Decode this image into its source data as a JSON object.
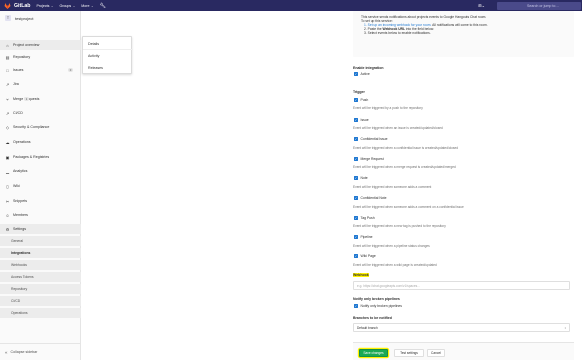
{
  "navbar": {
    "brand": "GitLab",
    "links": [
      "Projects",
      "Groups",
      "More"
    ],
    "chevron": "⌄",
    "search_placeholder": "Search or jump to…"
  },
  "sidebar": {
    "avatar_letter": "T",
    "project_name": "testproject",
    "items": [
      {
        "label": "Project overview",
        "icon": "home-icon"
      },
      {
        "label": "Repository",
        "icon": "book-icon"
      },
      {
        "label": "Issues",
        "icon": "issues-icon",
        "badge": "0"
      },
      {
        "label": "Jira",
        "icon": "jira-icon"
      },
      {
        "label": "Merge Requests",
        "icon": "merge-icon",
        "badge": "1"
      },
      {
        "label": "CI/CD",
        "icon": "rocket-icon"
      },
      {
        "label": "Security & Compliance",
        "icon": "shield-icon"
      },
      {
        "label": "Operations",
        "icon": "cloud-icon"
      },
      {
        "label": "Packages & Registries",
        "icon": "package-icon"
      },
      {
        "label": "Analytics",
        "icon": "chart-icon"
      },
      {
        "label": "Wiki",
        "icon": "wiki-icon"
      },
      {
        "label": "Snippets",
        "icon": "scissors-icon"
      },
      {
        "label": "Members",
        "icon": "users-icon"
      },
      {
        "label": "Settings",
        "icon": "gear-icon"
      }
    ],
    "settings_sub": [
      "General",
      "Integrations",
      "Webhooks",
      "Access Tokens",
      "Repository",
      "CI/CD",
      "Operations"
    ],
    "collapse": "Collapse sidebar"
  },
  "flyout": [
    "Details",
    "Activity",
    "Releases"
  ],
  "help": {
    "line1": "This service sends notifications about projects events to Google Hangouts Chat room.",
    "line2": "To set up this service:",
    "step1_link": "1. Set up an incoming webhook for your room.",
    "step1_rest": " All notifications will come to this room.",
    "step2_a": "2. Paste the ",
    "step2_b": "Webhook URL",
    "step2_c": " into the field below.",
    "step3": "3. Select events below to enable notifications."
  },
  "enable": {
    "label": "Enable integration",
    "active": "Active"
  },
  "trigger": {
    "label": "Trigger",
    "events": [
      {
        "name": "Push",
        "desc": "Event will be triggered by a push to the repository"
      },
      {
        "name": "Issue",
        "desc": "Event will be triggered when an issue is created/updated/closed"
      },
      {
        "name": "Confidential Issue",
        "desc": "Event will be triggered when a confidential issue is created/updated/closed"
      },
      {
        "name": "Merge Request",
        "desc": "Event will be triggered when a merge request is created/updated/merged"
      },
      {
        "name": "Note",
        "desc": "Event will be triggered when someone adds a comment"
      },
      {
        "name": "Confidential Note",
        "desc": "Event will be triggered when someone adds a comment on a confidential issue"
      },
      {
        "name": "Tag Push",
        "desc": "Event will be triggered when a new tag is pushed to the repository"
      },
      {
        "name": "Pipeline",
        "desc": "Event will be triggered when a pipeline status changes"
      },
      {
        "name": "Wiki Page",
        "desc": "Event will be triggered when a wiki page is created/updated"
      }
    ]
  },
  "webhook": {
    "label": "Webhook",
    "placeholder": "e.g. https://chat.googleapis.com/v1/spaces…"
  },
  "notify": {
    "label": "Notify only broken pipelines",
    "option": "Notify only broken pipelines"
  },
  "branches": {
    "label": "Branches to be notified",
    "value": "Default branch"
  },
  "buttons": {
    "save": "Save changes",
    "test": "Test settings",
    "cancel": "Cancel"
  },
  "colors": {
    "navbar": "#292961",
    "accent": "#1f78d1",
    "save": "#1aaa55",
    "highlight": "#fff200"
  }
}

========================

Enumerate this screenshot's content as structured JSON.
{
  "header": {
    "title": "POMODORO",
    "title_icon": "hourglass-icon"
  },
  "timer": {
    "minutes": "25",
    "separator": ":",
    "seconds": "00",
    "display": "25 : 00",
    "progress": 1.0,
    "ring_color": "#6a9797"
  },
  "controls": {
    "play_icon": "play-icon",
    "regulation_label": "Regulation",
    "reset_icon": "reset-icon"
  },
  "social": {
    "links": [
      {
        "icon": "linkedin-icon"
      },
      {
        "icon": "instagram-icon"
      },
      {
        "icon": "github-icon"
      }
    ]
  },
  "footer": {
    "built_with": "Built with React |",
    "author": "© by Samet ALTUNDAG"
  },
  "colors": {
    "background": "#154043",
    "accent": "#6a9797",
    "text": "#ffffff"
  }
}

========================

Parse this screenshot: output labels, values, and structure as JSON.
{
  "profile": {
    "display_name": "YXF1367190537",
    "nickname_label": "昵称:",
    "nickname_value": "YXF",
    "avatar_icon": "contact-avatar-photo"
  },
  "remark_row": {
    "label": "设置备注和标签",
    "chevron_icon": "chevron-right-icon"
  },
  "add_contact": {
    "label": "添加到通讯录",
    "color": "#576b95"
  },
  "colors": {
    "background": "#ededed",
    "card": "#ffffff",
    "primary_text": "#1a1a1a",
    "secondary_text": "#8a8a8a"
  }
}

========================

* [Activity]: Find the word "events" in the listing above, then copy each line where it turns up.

* [Written answer]:
    "line1": "This service sends notifications about projects events to Google Hangouts Chat room.",
    "step3": "3. Select events below to enable notifications."
    "events": [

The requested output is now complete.